Search the material for lines containing the word "Configuration", and copy each one.

RECORDS FOR THE TASK:
....
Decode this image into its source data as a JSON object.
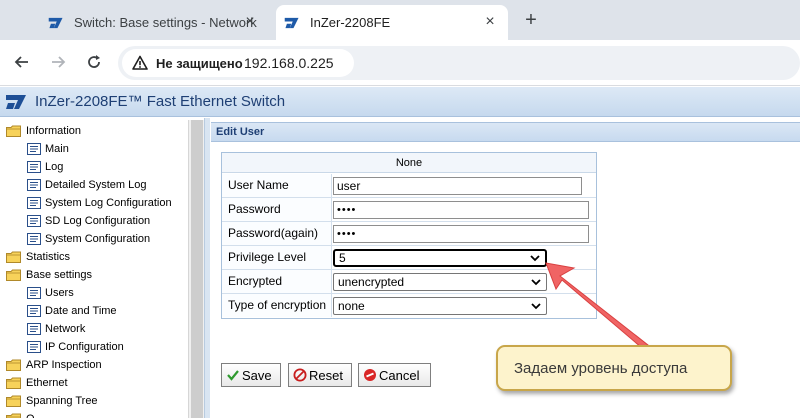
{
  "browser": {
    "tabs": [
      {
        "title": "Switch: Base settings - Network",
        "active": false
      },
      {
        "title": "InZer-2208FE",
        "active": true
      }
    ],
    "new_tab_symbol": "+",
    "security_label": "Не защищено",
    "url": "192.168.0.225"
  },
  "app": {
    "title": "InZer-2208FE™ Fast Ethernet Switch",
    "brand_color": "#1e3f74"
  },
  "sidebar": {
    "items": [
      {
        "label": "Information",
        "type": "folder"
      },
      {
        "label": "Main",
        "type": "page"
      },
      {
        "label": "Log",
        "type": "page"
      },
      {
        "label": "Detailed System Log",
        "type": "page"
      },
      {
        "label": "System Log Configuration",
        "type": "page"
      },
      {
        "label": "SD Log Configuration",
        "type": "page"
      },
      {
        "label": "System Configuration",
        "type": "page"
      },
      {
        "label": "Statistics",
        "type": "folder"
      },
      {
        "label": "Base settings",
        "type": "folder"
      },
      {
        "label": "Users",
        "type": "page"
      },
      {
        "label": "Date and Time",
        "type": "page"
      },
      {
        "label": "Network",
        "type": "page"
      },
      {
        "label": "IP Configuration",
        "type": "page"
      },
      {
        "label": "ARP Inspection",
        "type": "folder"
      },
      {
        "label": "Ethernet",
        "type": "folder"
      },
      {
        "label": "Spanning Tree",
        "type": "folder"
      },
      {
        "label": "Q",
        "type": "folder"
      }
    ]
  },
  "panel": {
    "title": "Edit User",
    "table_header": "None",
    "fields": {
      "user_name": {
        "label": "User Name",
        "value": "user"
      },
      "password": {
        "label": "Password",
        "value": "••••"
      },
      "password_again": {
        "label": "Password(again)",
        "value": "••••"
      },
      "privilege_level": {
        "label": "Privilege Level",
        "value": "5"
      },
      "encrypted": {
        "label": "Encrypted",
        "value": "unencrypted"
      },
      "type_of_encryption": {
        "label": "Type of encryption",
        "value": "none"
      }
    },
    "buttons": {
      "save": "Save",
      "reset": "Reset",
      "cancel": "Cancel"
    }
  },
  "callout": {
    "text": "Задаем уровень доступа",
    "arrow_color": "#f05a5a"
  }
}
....
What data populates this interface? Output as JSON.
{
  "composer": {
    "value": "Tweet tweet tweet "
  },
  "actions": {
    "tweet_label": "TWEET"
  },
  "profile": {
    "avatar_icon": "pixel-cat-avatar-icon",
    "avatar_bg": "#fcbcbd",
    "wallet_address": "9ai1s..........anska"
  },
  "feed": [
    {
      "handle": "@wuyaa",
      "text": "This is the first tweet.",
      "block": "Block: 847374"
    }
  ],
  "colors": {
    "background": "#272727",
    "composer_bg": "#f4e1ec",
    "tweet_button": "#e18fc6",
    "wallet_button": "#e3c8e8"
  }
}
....
RESULT BELOW:
        "label": "System Log Configuration",
        "label": "SD Log Configuration",
        "label": "System Configuration",
        "label": "IP Configuration",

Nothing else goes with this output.